Problem description - Among the entries below, find the lines with "context" and copy them.

BEGIN Information

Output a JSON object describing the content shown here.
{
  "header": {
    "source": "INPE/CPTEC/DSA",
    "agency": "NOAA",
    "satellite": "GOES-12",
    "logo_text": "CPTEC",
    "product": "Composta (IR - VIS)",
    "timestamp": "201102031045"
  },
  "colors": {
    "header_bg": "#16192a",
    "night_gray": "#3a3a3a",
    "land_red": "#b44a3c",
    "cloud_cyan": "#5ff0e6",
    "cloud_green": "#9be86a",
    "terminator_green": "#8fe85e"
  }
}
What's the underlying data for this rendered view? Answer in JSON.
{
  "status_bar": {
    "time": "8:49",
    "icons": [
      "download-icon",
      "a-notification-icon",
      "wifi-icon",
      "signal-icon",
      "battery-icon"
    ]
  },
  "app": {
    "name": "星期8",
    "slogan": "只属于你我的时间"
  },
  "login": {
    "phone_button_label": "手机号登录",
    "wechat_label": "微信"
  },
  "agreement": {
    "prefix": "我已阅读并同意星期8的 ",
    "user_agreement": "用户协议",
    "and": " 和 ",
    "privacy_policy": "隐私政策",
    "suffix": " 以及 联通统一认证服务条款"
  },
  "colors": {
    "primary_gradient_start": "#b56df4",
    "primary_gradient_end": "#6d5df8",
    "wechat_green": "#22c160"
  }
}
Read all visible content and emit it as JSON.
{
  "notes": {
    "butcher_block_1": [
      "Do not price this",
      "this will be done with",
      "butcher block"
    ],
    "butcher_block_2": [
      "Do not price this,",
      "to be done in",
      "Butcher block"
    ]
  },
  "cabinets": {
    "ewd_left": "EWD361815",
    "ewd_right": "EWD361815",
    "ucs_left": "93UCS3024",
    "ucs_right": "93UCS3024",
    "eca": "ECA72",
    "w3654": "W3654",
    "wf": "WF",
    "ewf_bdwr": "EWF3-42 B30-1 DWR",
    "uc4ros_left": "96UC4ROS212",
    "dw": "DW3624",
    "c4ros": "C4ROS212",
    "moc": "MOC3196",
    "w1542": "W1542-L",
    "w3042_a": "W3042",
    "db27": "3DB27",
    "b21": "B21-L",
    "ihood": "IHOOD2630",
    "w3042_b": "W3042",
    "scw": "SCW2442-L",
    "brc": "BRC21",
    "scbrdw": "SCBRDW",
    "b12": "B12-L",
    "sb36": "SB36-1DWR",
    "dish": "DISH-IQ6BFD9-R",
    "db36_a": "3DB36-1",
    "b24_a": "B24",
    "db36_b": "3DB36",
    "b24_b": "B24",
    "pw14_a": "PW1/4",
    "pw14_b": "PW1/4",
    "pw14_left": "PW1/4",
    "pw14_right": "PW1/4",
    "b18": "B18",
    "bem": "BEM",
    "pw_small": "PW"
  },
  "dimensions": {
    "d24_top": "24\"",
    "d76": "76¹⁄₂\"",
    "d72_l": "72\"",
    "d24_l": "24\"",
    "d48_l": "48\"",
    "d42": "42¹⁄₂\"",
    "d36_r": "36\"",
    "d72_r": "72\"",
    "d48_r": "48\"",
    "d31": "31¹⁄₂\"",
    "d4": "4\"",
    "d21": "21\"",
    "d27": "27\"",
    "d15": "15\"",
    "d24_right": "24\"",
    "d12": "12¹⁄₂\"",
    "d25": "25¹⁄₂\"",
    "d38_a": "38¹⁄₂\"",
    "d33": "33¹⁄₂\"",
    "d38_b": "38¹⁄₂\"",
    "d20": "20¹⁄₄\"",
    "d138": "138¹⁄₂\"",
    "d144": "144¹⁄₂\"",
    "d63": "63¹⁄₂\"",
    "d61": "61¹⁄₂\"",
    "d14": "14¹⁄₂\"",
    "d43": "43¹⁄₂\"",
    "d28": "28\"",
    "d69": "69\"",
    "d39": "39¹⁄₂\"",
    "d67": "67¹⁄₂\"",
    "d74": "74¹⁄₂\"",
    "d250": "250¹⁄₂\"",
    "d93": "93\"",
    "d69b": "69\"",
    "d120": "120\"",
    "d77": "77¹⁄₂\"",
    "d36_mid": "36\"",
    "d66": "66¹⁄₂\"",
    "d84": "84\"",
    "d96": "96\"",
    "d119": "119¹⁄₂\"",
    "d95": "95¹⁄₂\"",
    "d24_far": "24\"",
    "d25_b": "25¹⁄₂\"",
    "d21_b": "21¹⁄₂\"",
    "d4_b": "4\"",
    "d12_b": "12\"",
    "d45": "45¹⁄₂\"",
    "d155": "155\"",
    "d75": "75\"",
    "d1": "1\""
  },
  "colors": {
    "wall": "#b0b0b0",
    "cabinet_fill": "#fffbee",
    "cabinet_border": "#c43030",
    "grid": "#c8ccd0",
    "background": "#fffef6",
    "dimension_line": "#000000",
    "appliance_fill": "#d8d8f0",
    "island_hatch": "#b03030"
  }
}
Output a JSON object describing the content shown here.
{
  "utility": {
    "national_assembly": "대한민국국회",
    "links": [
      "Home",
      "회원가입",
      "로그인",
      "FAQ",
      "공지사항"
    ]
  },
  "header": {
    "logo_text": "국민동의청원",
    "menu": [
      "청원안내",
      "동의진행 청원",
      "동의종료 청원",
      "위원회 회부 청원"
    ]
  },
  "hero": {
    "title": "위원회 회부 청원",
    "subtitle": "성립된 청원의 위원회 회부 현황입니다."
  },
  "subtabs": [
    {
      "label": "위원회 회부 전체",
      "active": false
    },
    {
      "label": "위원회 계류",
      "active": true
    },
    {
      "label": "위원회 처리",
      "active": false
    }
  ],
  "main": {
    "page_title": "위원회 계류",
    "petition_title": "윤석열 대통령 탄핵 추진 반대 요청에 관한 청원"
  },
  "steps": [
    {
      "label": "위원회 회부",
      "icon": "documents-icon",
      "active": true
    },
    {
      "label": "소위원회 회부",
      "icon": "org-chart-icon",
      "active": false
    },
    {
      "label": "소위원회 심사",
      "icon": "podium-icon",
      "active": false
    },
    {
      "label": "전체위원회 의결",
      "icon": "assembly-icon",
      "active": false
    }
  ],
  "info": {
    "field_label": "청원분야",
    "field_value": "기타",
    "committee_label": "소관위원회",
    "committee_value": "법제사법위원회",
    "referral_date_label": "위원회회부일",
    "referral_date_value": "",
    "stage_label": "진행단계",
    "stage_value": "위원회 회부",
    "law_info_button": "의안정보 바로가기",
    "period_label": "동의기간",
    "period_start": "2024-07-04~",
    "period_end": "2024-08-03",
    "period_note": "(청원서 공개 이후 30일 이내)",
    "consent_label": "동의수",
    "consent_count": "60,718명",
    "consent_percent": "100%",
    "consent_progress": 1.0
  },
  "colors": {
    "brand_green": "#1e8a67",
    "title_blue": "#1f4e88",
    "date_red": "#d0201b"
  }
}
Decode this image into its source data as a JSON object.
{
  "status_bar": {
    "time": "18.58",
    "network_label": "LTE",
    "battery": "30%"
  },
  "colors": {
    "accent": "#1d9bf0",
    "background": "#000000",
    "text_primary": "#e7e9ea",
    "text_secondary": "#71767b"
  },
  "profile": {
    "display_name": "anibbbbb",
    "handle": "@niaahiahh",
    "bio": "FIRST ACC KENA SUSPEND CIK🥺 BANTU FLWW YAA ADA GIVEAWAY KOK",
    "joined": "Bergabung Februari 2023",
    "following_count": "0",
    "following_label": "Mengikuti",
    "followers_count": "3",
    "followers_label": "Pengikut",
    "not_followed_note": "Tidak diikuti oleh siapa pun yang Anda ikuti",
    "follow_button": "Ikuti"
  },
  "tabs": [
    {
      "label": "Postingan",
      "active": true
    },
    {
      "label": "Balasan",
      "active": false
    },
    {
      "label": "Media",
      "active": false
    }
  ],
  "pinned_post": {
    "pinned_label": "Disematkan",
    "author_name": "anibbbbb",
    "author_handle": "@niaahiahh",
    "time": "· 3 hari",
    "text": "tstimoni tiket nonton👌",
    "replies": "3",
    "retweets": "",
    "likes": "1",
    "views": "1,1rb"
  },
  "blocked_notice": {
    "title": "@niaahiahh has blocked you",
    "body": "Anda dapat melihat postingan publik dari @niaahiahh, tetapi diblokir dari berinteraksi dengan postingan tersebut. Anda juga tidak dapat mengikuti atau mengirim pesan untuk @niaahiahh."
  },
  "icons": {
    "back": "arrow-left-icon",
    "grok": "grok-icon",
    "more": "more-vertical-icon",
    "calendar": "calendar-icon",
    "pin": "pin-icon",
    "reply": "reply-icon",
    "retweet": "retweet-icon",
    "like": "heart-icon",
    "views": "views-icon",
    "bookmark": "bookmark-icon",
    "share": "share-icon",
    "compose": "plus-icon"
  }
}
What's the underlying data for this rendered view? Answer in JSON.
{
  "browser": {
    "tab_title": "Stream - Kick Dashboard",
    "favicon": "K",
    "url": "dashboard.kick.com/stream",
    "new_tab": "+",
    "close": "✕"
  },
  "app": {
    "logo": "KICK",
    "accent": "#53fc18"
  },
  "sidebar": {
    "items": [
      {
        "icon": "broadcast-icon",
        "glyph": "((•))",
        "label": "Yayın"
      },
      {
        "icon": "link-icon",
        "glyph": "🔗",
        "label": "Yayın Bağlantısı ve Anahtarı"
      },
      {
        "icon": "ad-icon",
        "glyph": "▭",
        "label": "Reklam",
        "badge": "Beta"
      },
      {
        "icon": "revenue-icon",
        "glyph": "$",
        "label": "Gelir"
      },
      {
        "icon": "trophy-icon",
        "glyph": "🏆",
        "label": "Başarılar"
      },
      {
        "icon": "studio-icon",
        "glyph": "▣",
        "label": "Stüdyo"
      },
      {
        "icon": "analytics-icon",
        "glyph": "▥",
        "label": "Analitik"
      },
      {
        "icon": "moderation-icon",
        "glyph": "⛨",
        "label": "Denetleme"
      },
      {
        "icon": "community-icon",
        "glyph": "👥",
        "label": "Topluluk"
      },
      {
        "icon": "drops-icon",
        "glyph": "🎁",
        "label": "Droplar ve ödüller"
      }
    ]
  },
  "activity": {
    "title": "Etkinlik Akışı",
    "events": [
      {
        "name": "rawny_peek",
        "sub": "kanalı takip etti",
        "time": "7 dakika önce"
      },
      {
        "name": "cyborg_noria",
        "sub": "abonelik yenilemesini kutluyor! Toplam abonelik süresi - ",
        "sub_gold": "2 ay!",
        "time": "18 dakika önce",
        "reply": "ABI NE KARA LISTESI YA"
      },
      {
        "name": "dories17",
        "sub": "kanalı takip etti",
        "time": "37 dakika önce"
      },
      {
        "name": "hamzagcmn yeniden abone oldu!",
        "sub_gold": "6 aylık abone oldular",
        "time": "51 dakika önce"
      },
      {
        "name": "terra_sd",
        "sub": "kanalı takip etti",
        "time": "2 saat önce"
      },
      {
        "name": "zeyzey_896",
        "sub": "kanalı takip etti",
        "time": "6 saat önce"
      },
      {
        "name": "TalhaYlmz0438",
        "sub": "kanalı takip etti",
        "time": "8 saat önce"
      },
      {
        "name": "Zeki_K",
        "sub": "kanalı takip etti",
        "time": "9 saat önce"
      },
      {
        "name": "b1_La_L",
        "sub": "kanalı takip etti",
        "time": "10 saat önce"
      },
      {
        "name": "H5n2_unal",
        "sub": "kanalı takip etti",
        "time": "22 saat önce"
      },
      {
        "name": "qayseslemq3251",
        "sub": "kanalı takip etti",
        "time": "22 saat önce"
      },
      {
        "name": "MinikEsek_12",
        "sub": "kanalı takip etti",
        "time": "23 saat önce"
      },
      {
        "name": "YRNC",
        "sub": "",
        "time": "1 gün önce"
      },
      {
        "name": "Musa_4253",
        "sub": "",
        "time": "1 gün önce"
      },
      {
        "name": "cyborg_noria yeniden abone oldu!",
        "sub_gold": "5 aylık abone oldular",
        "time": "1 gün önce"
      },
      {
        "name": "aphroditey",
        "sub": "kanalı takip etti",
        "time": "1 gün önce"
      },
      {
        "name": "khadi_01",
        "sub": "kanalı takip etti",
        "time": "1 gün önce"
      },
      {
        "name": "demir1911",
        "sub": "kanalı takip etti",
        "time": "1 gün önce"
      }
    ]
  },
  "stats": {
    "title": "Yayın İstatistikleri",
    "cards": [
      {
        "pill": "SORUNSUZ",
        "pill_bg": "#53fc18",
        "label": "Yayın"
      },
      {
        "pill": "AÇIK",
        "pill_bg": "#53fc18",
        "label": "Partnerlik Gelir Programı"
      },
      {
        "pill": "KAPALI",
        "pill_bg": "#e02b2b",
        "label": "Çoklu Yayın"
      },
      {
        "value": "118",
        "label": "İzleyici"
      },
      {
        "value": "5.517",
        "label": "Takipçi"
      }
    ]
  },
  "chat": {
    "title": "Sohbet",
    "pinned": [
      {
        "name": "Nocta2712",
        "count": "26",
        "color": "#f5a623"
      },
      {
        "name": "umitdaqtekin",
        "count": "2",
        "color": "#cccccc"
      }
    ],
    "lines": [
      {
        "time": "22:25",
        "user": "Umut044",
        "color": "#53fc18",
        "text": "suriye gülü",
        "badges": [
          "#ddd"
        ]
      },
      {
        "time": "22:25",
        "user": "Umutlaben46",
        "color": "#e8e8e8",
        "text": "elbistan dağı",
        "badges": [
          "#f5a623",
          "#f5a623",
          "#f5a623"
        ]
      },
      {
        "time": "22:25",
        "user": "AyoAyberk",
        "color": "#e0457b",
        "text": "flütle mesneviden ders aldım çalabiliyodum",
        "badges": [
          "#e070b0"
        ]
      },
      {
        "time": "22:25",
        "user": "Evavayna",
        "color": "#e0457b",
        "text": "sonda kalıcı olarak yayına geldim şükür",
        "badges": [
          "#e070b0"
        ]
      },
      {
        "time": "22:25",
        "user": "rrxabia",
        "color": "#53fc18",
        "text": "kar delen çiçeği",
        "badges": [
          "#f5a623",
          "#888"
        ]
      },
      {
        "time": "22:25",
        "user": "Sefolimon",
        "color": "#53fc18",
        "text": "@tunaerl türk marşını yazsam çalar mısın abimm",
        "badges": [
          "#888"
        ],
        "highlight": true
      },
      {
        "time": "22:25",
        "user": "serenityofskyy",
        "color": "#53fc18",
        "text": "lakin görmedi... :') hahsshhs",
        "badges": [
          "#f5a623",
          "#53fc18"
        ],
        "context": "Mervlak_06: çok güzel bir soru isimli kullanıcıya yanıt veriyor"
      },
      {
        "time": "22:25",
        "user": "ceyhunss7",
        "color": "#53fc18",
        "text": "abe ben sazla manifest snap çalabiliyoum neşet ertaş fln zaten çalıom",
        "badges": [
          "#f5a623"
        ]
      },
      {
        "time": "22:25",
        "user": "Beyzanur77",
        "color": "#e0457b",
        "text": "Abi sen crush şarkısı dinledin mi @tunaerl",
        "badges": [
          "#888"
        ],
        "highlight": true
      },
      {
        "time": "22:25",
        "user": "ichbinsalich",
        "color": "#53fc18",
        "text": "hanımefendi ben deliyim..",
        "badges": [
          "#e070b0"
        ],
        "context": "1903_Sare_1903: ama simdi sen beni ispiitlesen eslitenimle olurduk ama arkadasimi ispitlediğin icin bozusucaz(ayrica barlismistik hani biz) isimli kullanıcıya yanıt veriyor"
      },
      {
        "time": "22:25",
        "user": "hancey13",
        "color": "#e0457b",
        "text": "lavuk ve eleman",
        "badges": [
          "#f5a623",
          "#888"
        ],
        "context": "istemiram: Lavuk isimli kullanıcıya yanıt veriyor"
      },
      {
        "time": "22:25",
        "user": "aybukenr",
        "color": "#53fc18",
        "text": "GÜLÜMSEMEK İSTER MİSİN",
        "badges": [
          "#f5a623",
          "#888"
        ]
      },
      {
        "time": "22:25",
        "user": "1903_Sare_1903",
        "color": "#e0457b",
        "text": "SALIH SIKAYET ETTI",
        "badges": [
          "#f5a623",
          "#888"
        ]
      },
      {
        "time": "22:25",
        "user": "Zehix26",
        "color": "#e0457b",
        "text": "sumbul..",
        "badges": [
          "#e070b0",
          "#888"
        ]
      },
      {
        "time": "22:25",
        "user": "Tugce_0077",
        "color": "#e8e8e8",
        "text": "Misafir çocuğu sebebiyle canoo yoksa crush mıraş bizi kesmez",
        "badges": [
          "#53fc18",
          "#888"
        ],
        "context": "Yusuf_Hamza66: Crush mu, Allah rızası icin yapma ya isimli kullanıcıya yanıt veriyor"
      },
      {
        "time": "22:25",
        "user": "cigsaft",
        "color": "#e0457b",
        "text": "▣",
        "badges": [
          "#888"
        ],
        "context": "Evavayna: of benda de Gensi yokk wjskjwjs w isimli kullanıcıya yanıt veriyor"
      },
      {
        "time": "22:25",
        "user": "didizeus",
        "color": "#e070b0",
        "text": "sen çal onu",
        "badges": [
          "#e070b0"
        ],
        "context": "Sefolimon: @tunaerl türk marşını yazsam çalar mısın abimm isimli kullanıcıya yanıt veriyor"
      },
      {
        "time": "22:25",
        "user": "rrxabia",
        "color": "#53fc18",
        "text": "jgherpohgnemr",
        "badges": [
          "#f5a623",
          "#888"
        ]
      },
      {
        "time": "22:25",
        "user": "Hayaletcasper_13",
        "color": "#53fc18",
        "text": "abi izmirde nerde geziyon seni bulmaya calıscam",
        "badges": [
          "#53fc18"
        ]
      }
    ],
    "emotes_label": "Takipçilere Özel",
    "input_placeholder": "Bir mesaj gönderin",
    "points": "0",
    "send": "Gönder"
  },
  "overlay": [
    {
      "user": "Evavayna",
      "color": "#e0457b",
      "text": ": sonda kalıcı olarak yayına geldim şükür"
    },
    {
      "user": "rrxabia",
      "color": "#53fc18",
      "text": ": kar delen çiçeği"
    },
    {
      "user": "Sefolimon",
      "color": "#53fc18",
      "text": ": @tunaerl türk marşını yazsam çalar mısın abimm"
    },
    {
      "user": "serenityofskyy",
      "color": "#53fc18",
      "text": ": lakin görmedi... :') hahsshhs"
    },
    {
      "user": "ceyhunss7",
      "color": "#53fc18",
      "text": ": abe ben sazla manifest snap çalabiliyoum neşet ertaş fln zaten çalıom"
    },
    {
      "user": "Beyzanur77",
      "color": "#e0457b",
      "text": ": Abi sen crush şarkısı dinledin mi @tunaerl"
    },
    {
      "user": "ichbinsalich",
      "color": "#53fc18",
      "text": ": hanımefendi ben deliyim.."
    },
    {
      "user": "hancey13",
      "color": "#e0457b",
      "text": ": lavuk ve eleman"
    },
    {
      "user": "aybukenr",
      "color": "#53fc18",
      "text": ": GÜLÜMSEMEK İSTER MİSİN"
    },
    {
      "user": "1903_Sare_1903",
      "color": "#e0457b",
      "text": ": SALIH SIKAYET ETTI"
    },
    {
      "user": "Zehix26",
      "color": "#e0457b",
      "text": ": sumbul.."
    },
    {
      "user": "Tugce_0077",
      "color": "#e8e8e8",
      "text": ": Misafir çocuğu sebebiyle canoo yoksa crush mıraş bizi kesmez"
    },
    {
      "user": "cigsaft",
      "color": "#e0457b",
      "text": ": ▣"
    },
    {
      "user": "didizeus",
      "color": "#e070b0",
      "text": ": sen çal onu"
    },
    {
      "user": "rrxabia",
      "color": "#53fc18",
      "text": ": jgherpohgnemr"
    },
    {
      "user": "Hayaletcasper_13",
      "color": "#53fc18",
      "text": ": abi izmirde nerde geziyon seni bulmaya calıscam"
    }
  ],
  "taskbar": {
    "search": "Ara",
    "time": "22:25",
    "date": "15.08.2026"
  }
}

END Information

Answer box -
        "context": "Mervlak_06: çok güzel bir soru isimli kullanıcıya yanıt veriyor"
        "context": "1903_Sare_1903: ama simdi sen beni ispiitlesen eslitenimle olurduk ama arkadasimi ispitlediğin icin bozusucaz(ayrica barlismistik hani biz) isimli kullanıcıya yanıt veriyor"
        "context": "istemiram: Lavuk isimli kullanıcıya yanıt veriyor"
        "context": "Yusuf_Hamza66: Crush mu, Allah rızası icin yapma ya isimli kullanıcıya yanıt veriyor"
        "context": "Evavayna: of benda de Gensi yokk wjskjwjs w isimli kullanıcıya yanıt veriyor"
        "context": "Sefolimon: @tunaerl türk marşını yazsam çalar mısın abimm isimli kullanıcıya yanıt veriyor"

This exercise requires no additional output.